Deemed the ‘loneliness economy,’ an expanding cohort of businesses is sensing the opportunity to provide attractive, marketed relationships as a means of reducing social isolation. The promise of facilitated human contact has turned into a marketing opportunity goldmine, as evidenced by the proliferation of co-living and collaborative workspaces, not to mention thousands of dating sites. A number of services – such as providing rented companions, hugging apps, massive open online courses, robot pets – have rapidly become popular in different countries.

An increasing number of creative solutions, such as an anti-loneliness club in California, companions known as ‘Handsome Weeping Boys’ in Japan (reminiscent of the professional mourners in Kalpani Lajmi’s 1993 film, Rudaali, based on Mahasweta Devi’s 1979 short story of the same name), and the ‘House of Books and Friends’ in Manchester, are also contributing to the loneliness economy.

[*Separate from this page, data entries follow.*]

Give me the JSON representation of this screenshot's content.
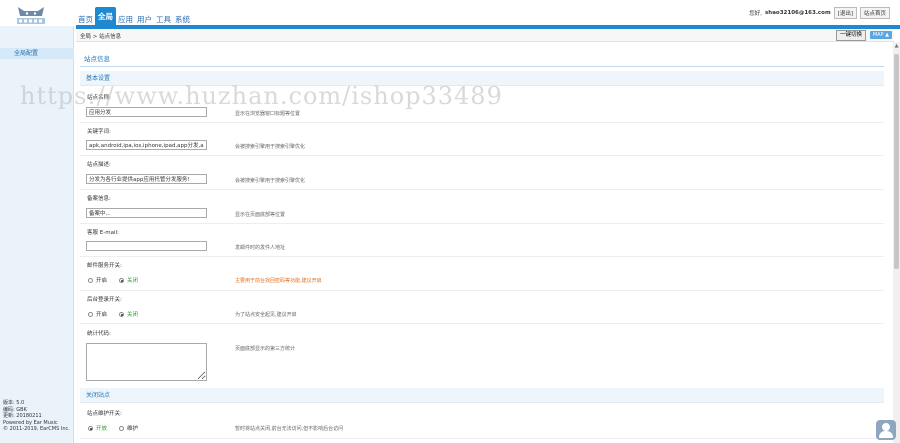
{
  "header": {
    "nav": [
      {
        "label": "首页",
        "active": false
      },
      {
        "label": "全局",
        "active": true
      },
      {
        "label": "应用",
        "active": false
      },
      {
        "label": "用户",
        "active": false
      },
      {
        "label": "工具",
        "active": false
      },
      {
        "label": "系统",
        "active": false
      }
    ],
    "user_prefix": "您好,",
    "email": "shao32106@163.com",
    "logout": "[退出]",
    "site_home": "站点首页"
  },
  "sidebar": {
    "active_item": "全局配置",
    "info": [
      "版本: 5.0",
      "编码: GBK",
      "更新: 20180211",
      "Powered by Ear Music",
      "© 2011-2019, EarCMS Inc."
    ]
  },
  "breadcrumb": {
    "text": "全局 > 站点信息",
    "switch_button": "一键切换",
    "map_button": "MAP ▲"
  },
  "main": {
    "title": "站点信息",
    "basic_section": "基本设置",
    "fields": {
      "site_name": {
        "label": "站点名称:",
        "value": "应用分发",
        "hint": "显示在浏览器窗口标题等位置"
      },
      "keywords": {
        "label": "关键字词:",
        "value": "apk,android,ipa,ios,iphone,ipad,app分发,a",
        "hint": "会被搜索引擎用于搜索引擎优化"
      },
      "description": {
        "label": "站点描述:",
        "value": "分发为各行业提供app应用托管分发服务!",
        "hint": "会被搜索引擎用于搜索引擎优化"
      },
      "icp": {
        "label": "备案信息:",
        "value": "备案中...",
        "hint": "显示在页面底部等位置"
      },
      "email": {
        "label": "客服 E-mail:",
        "value": "",
        "hint": "发邮件时的发件人地址"
      }
    },
    "mail_switch": {
      "label": "邮件服务开关:",
      "on": "开启",
      "off": "关闭",
      "hint": "主要用于前台找回密码等功能,建议开启"
    },
    "captcha_switch": {
      "label": "后台登录开关:",
      "on": "开启",
      "off": "关闭",
      "hint": "为了站点安全起见,建议开启"
    },
    "stats_code": {
      "label": "统计代码:",
      "hint": "页面底部显示的第三方统计"
    },
    "close_section": "关闭站点",
    "maintenance": {
      "label": "站点维护开关:",
      "on": "开放",
      "off": "维护",
      "hint": "暂时将站点关闭,前台无法访问,但不影响后台访问"
    }
  },
  "watermark": "https://www.huzhan.com/ishop33489"
}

AI was bound to creep into the domain sooner rather than later. Chatbots, which perhaps perpetuate loneliness while simulating relationships, have found a role. These days, it’s easy and inexpensive for ‘Theodores’ to communicate with ‘Samanthas’ a la Spike Jonze’s 2013 film, Her.The emergence of a ‘loneliness economy,’ however, presents moral dilemmas for the market-driven strategy of managing human emotions. It’s a sinister example of contemporary capitalism, where businesses take advantage of people’s desire for genuine human connections. The graver question still stands. Is it possible to treat loneliness without addressing its root causes? And the fundamental cause of the long-brewing loneliness epidemic is the breakdown of institutions. According to political scientist Robert D Putnam’s 2000 book, Bowling Alone: The Collapse and Revival of American Community, which draws on massive data that show Americans’ shifting behaviour, the unprecedented collapse in social capital – civic, social, associational, and political life since 1960 – has caused US citizens to become more estranged from one another.

According to cultural historian Fay Bound Alberti’s 2019 book, A Biography of Loneliness: The History of an Emotion, chronic forms of loneliness didn’t exist before the 19th century. Capitalism and secularism (in the Western sense of disassociation from anything religious) are the parents of contemporary loneliness.

Loneliness has been exacerbated since the 18th century by the emergence of privacy, which, being a consumable good, is again a byproduct of market capitalism.

How big is the ‘loneliness economy’? According to a McKinsey analysis, over the next decade, it may contribute to Asia’s $10 trillion consumer market. Are we then coming up with a hot-button business solution to ‘the most ineffable human problem’? If the getaway vacation industry is about ‘getting to be alone’, this lies on the other end of the spectrum. Solitude doesn’t equate to loneliness. Loneliness is defined as ‘failed solitude’ in social historian David Vincent’s 2020 book A History of Solitude. It’s complicated, for sure.

But the economy of loneliness should be booming as ‘demand’ grows to be not alone.